Appellant next insists that the court erred in failing to affirmatively instruct the jury that they could not convict him unless they believed from the evidence that the offense was committed in Wood County and in failing to charge the jury with reference to the law of circumstantial evidence as pertaining to the question of venue.
In applying the law to the facts and submitting the issue of appellant's guilt to the jury the court required the jury to find from the evidence beyond a reasonable doubt that appellant assaulted and robbed the injured party in Wood County. Appellant made no objection to the court's charge for failing to affirmatively instruct the jury on the issue of venue. A charge on circumstantial evidence is inapplicable on the question of venue.
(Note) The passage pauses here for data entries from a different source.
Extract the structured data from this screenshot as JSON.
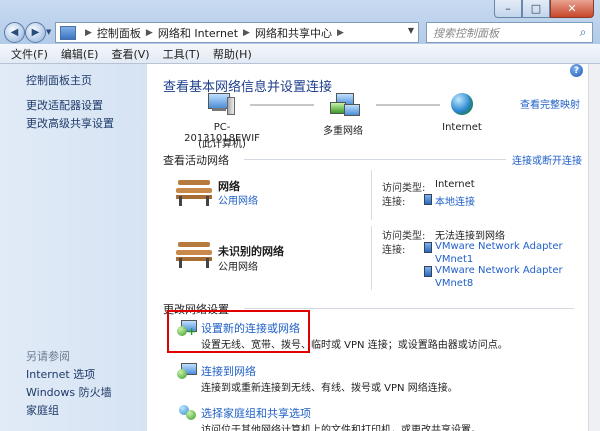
{
  "address": {
    "crumbs": [
      "控制面板",
      "网络和 Internet",
      "网络和共享中心"
    ],
    "search_placeholder": "搜索控制面板"
  },
  "menu": [
    "文件(F)",
    "编辑(E)",
    "查看(V)",
    "工具(T)",
    "帮助(H)"
  ],
  "sidebar": {
    "items": [
      "控制面板主页",
      "更改适配器设置",
      "更改高级共享设置"
    ],
    "see_also_header": "另请参阅",
    "see_also": [
      "Internet 选项",
      "Windows 防火墙",
      "家庭组"
    ]
  },
  "main": {
    "title": "查看基本网络信息并设置连接",
    "view_full_map": "查看完整映射",
    "map": {
      "pc_name": "PC-20131018EWIF",
      "pc_sub": "(此计算机)",
      "middle": "多重网络",
      "right": "Internet"
    },
    "active_header": "查看活动网络",
    "connect_disconnect": "连接或断开连接",
    "networks": [
      {
        "name": "网络",
        "type": "公用网络",
        "access_label": "访问类型:",
        "access_value": "Internet",
        "conn_label": "连接:",
        "conn_value": "本地连接"
      },
      {
        "name": "未识别的网络",
        "type": "公用网络",
        "access_label": "访问类型:",
        "access_value": "无法连接到网络",
        "conn_label": "连接:",
        "adapters": [
          "VMware Network Adapter",
          "VMnet1",
          "VMware Network Adapter",
          "VMnet8"
        ]
      }
    ],
    "change_header": "更改网络设置",
    "tasks": [
      {
        "link": "设置新的连接或网络",
        "desc": "设置无线、宽带、拨号、临时或 VPN 连接；或设置路由器或访问点。"
      },
      {
        "link": "连接到网络",
        "desc": "连接到或重新连接到无线、有线、拨号或 VPN 网络连接。"
      },
      {
        "link": "选择家庭组和共享选项",
        "desc": "访问位于其他网络计算机上的文件和打印机，或更改共享设置。"
      }
    ]
  },
  "colors": {
    "link": "#2060c8",
    "title": "#1e3f8c",
    "highlight": "#e00000"
  }
}
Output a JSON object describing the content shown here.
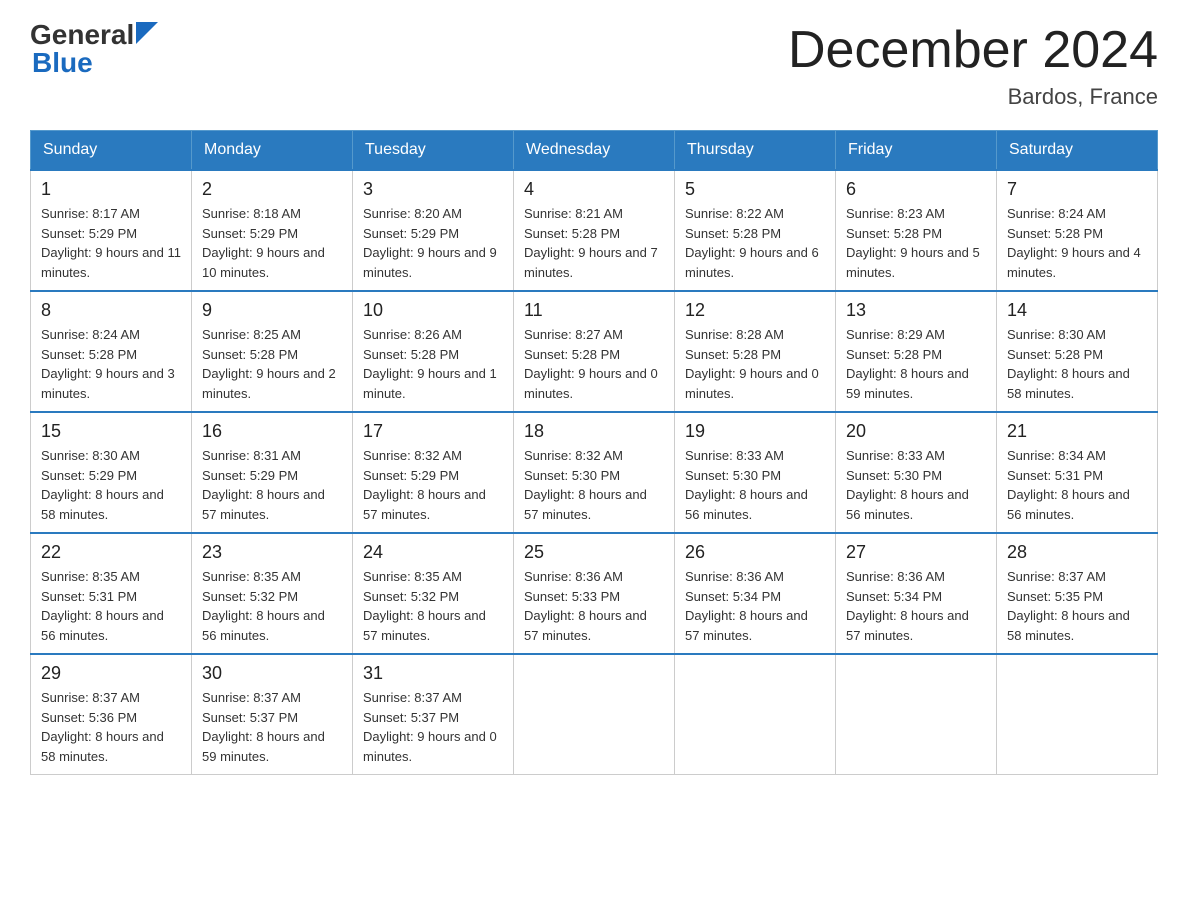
{
  "header": {
    "logo_general": "General",
    "logo_blue": "Blue",
    "month_title": "December 2024",
    "location": "Bardos, France"
  },
  "calendar": {
    "days_of_week": [
      "Sunday",
      "Monday",
      "Tuesday",
      "Wednesday",
      "Thursday",
      "Friday",
      "Saturday"
    ],
    "weeks": [
      [
        {
          "day": "1",
          "sunrise": "8:17 AM",
          "sunset": "5:29 PM",
          "daylight": "9 hours and 11 minutes."
        },
        {
          "day": "2",
          "sunrise": "8:18 AM",
          "sunset": "5:29 PM",
          "daylight": "9 hours and 10 minutes."
        },
        {
          "day": "3",
          "sunrise": "8:20 AM",
          "sunset": "5:29 PM",
          "daylight": "9 hours and 9 minutes."
        },
        {
          "day": "4",
          "sunrise": "8:21 AM",
          "sunset": "5:28 PM",
          "daylight": "9 hours and 7 minutes."
        },
        {
          "day": "5",
          "sunrise": "8:22 AM",
          "sunset": "5:28 PM",
          "daylight": "9 hours and 6 minutes."
        },
        {
          "day": "6",
          "sunrise": "8:23 AM",
          "sunset": "5:28 PM",
          "daylight": "9 hours and 5 minutes."
        },
        {
          "day": "7",
          "sunrise": "8:24 AM",
          "sunset": "5:28 PM",
          "daylight": "9 hours and 4 minutes."
        }
      ],
      [
        {
          "day": "8",
          "sunrise": "8:24 AM",
          "sunset": "5:28 PM",
          "daylight": "9 hours and 3 minutes."
        },
        {
          "day": "9",
          "sunrise": "8:25 AM",
          "sunset": "5:28 PM",
          "daylight": "9 hours and 2 minutes."
        },
        {
          "day": "10",
          "sunrise": "8:26 AM",
          "sunset": "5:28 PM",
          "daylight": "9 hours and 1 minute."
        },
        {
          "day": "11",
          "sunrise": "8:27 AM",
          "sunset": "5:28 PM",
          "daylight": "9 hours and 0 minutes."
        },
        {
          "day": "12",
          "sunrise": "8:28 AM",
          "sunset": "5:28 PM",
          "daylight": "9 hours and 0 minutes."
        },
        {
          "day": "13",
          "sunrise": "8:29 AM",
          "sunset": "5:28 PM",
          "daylight": "8 hours and 59 minutes."
        },
        {
          "day": "14",
          "sunrise": "8:30 AM",
          "sunset": "5:28 PM",
          "daylight": "8 hours and 58 minutes."
        }
      ],
      [
        {
          "day": "15",
          "sunrise": "8:30 AM",
          "sunset": "5:29 PM",
          "daylight": "8 hours and 58 minutes."
        },
        {
          "day": "16",
          "sunrise": "8:31 AM",
          "sunset": "5:29 PM",
          "daylight": "8 hours and 57 minutes."
        },
        {
          "day": "17",
          "sunrise": "8:32 AM",
          "sunset": "5:29 PM",
          "daylight": "8 hours and 57 minutes."
        },
        {
          "day": "18",
          "sunrise": "8:32 AM",
          "sunset": "5:30 PM",
          "daylight": "8 hours and 57 minutes."
        },
        {
          "day": "19",
          "sunrise": "8:33 AM",
          "sunset": "5:30 PM",
          "daylight": "8 hours and 56 minutes."
        },
        {
          "day": "20",
          "sunrise": "8:33 AM",
          "sunset": "5:30 PM",
          "daylight": "8 hours and 56 minutes."
        },
        {
          "day": "21",
          "sunrise": "8:34 AM",
          "sunset": "5:31 PM",
          "daylight": "8 hours and 56 minutes."
        }
      ],
      [
        {
          "day": "22",
          "sunrise": "8:35 AM",
          "sunset": "5:31 PM",
          "daylight": "8 hours and 56 minutes."
        },
        {
          "day": "23",
          "sunrise": "8:35 AM",
          "sunset": "5:32 PM",
          "daylight": "8 hours and 56 minutes."
        },
        {
          "day": "24",
          "sunrise": "8:35 AM",
          "sunset": "5:32 PM",
          "daylight": "8 hours and 57 minutes."
        },
        {
          "day": "25",
          "sunrise": "8:36 AM",
          "sunset": "5:33 PM",
          "daylight": "8 hours and 57 minutes."
        },
        {
          "day": "26",
          "sunrise": "8:36 AM",
          "sunset": "5:34 PM",
          "daylight": "8 hours and 57 minutes."
        },
        {
          "day": "27",
          "sunrise": "8:36 AM",
          "sunset": "5:34 PM",
          "daylight": "8 hours and 57 minutes."
        },
        {
          "day": "28",
          "sunrise": "8:37 AM",
          "sunset": "5:35 PM",
          "daylight": "8 hours and 58 minutes."
        }
      ],
      [
        {
          "day": "29",
          "sunrise": "8:37 AM",
          "sunset": "5:36 PM",
          "daylight": "8 hours and 58 minutes."
        },
        {
          "day": "30",
          "sunrise": "8:37 AM",
          "sunset": "5:37 PM",
          "daylight": "8 hours and 59 minutes."
        },
        {
          "day": "31",
          "sunrise": "8:37 AM",
          "sunset": "5:37 PM",
          "daylight": "9 hours and 0 minutes."
        },
        null,
        null,
        null,
        null
      ]
    ]
  }
}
Steadham v. State, 40 Tex.Cr.R. 43, 48 S.W. 177, and Reynolds v. State, 71 Tex.Cr.R. 454, 160 S.W. 362. Both contentions are overruled.
We find no error in the court's refusal to charge the jury on simple assault. While simple assault is a lesser included offense within a charge of robbery, there must be some evidence raising the issue before a charge thereon is required. Fields v. State, 160 Tex.Cr.R. 498, 272 S.W.2d 120. The testimony of the injured party shows a robbery by assault. Appellant by his testimony denied having committed any assault upon the injured party. Under such evidence the issue of simple assault was not raised. 37-A Tex.Jur. par. 83, page 66, and Raleigh v. State, 74 Tex.Cr.R. 484, 168 S.W. 1050.
*590 Appellant's last complaint is to certain argument made by State's counsel in his closing argument to the jury in which he stated on four occasions in substance that if the facts in the case were as testified to by the appellant that appellant would have the man "Melvin" present to testify in the case. It is the rule that State's counsel may comment upon the failure of an accused to call witnesses in his behalf. Blair v. State, 150 Tex.Cr.R. 443, 203 S.W.2d 228; Johns v. State, 157 Tex.Cr.R. 401, 249 S.W.2d 61, and Pierce v. State, 163 Tex. Cr.R. 372, 290 S.W.2d 912. There was no showing that the man "Melvin" was incompetent to testify as a witness in behalf of appellant or that appellant by the exercise of due diligence could not have secured his attendance as a witness upon the trial. Under the record we find no error in the argument complained of.
Finding the evidence sufficient to support the conviction and no reversible error appearing, the judgment is affirmed.
Opinion approved by the Court.